SOURCE DATA:
_ _ _ _ _ _ _

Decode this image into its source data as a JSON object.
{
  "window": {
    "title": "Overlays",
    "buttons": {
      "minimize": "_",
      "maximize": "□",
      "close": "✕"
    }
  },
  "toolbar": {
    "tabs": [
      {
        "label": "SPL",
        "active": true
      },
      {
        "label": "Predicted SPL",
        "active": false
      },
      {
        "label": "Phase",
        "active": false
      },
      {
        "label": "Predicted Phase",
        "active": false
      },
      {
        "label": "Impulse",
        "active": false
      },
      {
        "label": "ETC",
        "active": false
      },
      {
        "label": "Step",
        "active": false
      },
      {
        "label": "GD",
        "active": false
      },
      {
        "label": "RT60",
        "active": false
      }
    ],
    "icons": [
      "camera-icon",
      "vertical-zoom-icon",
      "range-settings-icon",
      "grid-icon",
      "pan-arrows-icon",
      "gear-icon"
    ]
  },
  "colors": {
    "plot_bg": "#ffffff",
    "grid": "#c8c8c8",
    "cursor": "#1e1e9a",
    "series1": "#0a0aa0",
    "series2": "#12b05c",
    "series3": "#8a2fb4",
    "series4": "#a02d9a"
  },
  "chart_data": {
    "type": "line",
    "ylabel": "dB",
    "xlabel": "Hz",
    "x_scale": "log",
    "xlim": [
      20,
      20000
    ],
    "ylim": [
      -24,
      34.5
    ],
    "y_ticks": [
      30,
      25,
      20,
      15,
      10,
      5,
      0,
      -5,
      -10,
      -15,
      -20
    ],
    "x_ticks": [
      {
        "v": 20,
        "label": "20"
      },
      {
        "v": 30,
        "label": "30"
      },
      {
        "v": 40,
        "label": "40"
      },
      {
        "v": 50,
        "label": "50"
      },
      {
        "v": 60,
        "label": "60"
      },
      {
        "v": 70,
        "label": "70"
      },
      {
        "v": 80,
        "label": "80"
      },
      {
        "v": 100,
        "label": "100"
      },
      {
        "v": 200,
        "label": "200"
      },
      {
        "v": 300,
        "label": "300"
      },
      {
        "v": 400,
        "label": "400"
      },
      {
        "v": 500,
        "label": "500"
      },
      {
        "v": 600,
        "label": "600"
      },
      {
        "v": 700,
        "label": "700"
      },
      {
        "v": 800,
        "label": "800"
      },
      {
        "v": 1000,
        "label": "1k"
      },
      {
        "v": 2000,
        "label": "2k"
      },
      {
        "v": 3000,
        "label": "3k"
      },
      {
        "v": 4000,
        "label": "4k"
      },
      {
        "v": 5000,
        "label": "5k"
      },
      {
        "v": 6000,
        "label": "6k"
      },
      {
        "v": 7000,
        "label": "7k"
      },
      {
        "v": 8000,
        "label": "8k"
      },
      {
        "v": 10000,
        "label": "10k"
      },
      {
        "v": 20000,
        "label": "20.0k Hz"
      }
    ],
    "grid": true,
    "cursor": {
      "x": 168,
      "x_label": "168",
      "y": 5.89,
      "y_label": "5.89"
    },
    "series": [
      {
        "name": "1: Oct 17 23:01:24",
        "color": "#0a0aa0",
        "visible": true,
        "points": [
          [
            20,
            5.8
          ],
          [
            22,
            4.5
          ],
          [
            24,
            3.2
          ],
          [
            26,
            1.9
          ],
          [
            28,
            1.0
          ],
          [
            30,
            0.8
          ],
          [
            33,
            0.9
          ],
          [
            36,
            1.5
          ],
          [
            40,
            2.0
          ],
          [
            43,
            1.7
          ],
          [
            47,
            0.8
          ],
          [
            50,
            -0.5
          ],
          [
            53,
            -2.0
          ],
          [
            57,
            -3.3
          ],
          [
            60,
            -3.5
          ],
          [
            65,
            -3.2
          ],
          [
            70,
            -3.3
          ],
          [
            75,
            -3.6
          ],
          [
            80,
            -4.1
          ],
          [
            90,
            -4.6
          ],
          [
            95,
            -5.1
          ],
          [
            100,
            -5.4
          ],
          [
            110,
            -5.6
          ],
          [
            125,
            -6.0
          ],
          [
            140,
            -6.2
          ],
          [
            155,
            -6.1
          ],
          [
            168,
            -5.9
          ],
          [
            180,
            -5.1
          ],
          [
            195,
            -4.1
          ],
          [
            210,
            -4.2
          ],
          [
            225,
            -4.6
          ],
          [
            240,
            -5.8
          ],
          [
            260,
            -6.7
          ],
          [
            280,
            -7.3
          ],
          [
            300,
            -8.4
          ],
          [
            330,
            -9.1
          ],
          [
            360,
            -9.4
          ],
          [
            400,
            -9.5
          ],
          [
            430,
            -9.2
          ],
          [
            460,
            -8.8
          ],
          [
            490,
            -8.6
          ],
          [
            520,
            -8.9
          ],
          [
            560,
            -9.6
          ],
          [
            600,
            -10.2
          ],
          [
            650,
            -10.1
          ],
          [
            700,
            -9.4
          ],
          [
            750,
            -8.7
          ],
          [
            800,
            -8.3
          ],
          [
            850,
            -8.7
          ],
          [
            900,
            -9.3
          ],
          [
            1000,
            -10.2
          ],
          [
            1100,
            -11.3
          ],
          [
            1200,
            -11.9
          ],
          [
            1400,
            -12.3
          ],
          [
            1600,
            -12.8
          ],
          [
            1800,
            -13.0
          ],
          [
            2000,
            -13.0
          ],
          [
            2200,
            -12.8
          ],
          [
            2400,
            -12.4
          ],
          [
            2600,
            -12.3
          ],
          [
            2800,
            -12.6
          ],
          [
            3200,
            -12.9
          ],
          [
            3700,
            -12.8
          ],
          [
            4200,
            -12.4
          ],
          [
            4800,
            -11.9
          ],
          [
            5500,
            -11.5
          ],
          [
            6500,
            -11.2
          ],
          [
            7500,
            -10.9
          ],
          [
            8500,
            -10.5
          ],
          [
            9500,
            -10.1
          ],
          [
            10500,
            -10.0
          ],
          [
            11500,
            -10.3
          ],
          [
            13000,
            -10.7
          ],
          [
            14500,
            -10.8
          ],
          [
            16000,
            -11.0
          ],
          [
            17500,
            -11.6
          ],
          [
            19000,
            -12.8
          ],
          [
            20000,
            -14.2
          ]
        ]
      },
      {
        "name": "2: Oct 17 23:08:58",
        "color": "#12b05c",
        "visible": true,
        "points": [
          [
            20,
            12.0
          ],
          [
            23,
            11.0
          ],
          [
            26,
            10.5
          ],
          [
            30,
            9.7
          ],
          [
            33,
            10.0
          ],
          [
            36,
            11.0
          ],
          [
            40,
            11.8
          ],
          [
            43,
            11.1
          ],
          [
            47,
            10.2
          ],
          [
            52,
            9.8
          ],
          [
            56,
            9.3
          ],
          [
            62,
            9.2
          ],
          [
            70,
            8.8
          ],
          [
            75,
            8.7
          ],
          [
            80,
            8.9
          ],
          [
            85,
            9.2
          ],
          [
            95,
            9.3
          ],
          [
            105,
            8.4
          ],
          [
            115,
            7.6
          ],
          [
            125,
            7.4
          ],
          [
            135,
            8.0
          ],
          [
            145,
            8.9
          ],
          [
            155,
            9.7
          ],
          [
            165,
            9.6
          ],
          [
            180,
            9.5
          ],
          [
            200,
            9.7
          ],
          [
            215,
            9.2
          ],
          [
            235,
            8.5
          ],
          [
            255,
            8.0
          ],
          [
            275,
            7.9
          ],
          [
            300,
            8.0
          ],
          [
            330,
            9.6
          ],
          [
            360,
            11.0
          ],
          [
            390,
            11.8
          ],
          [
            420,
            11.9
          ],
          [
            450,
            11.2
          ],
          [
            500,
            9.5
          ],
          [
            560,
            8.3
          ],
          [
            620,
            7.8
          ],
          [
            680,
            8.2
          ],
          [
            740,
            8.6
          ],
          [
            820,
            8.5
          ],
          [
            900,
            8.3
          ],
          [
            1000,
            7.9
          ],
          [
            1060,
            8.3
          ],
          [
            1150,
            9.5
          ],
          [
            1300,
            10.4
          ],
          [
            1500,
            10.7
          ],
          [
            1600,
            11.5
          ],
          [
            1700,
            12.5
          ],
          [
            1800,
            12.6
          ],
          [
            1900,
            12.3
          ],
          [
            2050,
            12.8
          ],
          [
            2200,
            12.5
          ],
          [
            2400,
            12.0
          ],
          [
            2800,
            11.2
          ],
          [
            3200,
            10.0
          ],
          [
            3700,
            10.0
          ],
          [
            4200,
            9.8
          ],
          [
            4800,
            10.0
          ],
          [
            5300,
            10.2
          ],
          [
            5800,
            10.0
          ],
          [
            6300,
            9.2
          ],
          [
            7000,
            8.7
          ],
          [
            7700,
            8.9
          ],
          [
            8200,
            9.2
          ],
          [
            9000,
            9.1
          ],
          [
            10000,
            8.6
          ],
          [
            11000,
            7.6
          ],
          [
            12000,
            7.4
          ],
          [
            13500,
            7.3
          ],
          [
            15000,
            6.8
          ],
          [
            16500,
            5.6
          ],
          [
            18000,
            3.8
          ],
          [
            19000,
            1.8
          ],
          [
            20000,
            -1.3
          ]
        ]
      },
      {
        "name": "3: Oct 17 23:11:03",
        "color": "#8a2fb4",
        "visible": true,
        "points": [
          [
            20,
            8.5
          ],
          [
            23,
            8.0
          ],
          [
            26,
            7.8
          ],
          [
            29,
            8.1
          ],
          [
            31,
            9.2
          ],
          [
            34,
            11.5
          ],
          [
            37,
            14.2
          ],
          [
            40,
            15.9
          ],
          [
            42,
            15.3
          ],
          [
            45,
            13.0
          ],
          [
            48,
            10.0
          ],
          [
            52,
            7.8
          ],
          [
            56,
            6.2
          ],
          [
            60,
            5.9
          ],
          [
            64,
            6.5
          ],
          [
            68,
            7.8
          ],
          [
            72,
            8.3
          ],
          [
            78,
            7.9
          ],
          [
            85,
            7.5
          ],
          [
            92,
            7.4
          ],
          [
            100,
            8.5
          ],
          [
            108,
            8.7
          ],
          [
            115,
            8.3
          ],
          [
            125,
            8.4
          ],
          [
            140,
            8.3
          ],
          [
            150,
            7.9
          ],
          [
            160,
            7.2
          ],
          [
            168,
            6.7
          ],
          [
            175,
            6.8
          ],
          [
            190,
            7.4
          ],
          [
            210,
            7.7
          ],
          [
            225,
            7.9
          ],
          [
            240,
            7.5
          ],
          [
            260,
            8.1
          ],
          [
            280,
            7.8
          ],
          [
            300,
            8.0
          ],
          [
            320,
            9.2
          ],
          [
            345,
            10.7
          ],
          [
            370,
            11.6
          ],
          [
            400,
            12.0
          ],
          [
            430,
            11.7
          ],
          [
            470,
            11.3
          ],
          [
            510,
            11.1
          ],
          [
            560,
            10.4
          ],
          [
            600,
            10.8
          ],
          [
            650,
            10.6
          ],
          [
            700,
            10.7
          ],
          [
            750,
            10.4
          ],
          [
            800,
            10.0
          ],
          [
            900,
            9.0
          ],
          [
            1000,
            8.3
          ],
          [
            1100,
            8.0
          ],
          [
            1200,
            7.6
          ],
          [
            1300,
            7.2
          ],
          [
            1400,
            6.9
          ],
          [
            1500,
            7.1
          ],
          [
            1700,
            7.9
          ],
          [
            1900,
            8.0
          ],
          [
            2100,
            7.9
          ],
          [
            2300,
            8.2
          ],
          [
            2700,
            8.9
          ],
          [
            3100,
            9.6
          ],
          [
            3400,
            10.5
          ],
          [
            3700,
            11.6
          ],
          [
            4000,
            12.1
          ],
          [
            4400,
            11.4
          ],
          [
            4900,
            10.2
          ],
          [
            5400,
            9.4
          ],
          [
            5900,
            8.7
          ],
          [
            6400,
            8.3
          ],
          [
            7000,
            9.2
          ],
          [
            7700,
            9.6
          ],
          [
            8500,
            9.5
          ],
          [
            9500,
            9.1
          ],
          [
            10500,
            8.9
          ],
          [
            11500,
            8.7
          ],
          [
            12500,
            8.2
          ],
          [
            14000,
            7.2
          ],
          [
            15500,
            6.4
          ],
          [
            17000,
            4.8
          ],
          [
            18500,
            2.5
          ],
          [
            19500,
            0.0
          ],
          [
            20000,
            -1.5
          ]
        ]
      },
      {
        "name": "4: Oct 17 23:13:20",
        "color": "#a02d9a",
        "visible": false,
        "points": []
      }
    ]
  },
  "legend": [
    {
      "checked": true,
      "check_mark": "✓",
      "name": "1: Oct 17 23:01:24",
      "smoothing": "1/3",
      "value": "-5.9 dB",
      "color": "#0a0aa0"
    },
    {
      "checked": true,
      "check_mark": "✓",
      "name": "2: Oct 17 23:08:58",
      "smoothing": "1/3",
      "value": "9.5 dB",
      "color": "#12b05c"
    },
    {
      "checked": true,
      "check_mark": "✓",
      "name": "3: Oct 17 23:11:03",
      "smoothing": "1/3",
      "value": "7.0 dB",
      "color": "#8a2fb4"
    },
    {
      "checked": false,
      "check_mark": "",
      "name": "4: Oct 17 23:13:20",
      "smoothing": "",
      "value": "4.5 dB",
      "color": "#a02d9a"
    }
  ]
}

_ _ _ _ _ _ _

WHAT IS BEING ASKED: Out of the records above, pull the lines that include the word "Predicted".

ANSWER BOX:
        "label": "Predicted SPL",
        "label": "Predicted Phase",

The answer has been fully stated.